The Kurgan Hypothesis, developed in the 1950s, holds that PIE emerged 6,000 years ago among the cattle herders of the Pontic-Caspian steppe, which stretches from north of the Black Sea to the Caspian Sea.
The rival Anatolian Hypothesis, first proposed in the 1980s, says PIE came out of the Middle East, where it was spoken first among the Neolithic farming communities of Anatolia, in modern-day Turkey, about 8,000 years ago.
Early last year, genetic analysis of the DNA from the remains of 69 ancient Europeans was used to examine ancient migration patterns and came down in favour of the steppe hypothesis.
Now, Dr Tehrani’s fascinating and exhaustive analysis of fairy tales appears to have put the matter beyond doubt.
“We are fortunate in that there are already some beautiful trees of Indo-European languages available which characterise the relationships among those languages, how closely they are related to each other and so on,” Dr Tehrani says.
The next tool was the Aarne Thompson Uther Index, a catalogue of more than 2,000 international “tale types” collected since the early 20th century from more than 200 societies around the world.
The researchers looked at the category “Tales of magic”, the largest and most widely shared group of stories, which includes many of the classic fairy tales, including Beauty and the Beast and The Smith and the Devil.
“We looked at whether the sharing of folktales across populations in Eurasia was predicted by how closely related their languages are, or whether it was predicted simply by how close in space populations are to one another, whether they are geographic neighbours,” says Dr Tehrani.
The researchers found that of the 275 shared tales originally selected, there was a core group of 76 that were “better explained by the relationships among languages than by geographic relationships, which suggests that they are part of common inheritance rather than the products of trade and exchanges with neighbouring groups”. Of these, 50 were found to have been present in the last common ancestor of one or more major Indo-European language subfamilies, and 19 could be traced back to “even earlier ancestral populations”.
But only one story, The Smith and the Devil, classified as ATU 330 in the Aarne Thompson Uther Index, could be traced back all the way to the source language – Proto-Indo European.
And the theme of the story, Dr Tehrani says, “has interesting implications for our understanding of where the Indo-European language family comes from”.
“The fact that this population had a story that was about a smith and metallurgy means it’s not very plausible that the language originated in Neolithic times, because that would have been before the invention of metallurgy,” he says.
On the other hand, “metallurgy was the foundation of Bronze Age civilisation”.
Fairy tales, Dr Tehrani says, are a useful tool for cultural archaeologists because they are “reflections of the societies and the concerns of their tellers and give us insight into human fears and fantasies”. He adds: “Many contain clear moral lessons, some of which have clearly stood the test of time, and get transmitted across generations and have remained of enduring relevance despite all the massive changes that have happened in society and culture.”
And we are regenerating fairy tales today, Dr Tehrani says, that will echo far into the future, bearing the hallmarks of our own technological progress and the imprint of our fears and concerns.
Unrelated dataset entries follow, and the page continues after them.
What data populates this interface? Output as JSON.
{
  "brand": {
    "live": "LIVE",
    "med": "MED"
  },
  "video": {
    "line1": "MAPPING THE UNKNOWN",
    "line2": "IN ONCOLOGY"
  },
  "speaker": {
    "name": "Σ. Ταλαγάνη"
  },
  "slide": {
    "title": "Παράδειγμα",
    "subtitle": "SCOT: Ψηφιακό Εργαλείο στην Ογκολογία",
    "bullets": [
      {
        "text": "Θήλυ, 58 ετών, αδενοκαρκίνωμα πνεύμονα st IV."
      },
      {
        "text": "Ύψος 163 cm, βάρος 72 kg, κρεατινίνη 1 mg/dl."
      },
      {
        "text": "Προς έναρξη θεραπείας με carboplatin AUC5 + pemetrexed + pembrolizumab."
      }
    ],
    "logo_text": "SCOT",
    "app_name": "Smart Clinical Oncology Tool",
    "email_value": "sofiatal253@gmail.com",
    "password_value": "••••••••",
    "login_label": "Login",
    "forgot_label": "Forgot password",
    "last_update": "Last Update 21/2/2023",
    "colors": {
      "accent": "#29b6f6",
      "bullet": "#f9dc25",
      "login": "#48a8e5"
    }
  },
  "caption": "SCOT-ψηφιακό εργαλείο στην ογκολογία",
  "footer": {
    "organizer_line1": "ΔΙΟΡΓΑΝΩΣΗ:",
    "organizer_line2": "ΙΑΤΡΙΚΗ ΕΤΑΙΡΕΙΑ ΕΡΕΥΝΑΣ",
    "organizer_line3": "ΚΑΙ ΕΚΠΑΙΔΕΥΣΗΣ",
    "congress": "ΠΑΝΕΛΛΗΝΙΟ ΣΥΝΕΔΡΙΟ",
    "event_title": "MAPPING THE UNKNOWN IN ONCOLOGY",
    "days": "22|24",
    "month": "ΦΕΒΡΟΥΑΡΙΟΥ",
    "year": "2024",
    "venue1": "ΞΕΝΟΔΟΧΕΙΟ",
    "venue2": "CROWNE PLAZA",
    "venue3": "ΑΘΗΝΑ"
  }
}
Look no further than the latest Star Wars film, The Force Awakens.
“[Star Wars] is just a fairy tale. One of the criticisms of the new film is that it is recycling all the original material from the 70s and 80s. But that’s the point, that’s what fairy tales do. You take familiar motifs, invert them and recombine them and then you’ve got yourself a new story, but one that echoes the stories we’ve heard before,” Dr Tehrani says. “That’s what all fairy tales do and Star Wars is a perfect example.”